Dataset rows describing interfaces
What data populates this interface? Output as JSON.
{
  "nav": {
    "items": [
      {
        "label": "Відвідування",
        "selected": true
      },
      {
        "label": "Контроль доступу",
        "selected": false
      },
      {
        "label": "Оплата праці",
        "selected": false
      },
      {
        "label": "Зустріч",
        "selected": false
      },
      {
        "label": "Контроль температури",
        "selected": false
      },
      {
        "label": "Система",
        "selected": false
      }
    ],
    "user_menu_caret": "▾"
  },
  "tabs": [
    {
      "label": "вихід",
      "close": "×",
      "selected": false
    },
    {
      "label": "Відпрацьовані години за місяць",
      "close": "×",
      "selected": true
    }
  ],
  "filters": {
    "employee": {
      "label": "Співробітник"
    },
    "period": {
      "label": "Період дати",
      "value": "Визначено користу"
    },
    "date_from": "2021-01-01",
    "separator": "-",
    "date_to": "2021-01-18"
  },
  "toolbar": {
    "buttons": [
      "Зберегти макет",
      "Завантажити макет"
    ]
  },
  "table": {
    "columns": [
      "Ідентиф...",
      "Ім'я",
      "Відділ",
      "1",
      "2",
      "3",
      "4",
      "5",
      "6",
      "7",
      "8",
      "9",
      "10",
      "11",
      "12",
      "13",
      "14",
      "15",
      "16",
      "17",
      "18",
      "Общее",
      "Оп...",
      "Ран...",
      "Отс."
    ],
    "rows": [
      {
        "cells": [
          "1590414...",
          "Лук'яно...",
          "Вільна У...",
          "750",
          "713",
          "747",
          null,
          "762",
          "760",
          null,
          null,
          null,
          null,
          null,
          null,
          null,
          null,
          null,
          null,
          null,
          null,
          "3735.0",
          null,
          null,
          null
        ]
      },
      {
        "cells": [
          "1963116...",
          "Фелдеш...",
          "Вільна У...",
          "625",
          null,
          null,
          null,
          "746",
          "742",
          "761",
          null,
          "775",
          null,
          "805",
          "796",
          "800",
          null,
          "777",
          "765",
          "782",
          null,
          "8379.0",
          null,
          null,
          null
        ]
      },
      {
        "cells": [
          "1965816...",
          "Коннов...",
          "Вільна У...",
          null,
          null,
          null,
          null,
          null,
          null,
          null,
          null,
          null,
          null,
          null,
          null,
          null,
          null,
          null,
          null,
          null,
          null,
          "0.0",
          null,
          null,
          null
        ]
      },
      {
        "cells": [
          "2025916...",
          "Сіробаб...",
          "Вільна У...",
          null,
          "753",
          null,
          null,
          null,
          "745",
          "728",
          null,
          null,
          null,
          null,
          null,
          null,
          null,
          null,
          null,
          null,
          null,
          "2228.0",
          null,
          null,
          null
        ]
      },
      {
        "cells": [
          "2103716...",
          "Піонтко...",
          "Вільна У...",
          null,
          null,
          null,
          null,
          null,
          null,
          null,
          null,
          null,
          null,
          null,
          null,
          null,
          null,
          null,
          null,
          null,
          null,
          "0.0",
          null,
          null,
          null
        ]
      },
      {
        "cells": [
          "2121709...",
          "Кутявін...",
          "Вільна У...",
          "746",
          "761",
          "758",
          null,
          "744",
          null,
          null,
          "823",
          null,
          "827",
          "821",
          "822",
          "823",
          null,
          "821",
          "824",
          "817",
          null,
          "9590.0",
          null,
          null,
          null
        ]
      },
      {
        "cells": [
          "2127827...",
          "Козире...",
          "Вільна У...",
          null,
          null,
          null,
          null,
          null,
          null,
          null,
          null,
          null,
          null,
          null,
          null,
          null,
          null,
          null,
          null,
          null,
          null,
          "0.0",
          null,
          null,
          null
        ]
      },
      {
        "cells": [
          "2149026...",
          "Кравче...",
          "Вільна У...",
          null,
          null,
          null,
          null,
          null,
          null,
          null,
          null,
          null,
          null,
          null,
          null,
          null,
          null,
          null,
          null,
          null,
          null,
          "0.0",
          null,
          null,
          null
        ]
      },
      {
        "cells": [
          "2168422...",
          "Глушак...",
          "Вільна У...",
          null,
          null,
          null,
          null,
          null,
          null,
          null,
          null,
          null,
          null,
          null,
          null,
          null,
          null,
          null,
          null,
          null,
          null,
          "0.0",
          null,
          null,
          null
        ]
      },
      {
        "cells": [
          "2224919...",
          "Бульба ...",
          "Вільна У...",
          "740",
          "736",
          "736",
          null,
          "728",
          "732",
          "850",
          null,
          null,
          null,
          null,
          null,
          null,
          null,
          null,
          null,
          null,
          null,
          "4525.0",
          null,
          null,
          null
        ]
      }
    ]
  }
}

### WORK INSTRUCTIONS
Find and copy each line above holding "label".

### REPLY
        "label": "Відвідування",
        "label": "Контроль доступу",
        "label": "Оплата праці",
        "label": "Зустріч",
        "label": "Контроль температури",
        "label": "Система",
      "label": "вихід",
      "label": "Відпрацьовані години за місяць",
      "label": "Співробітник"
      "label": "Період дати",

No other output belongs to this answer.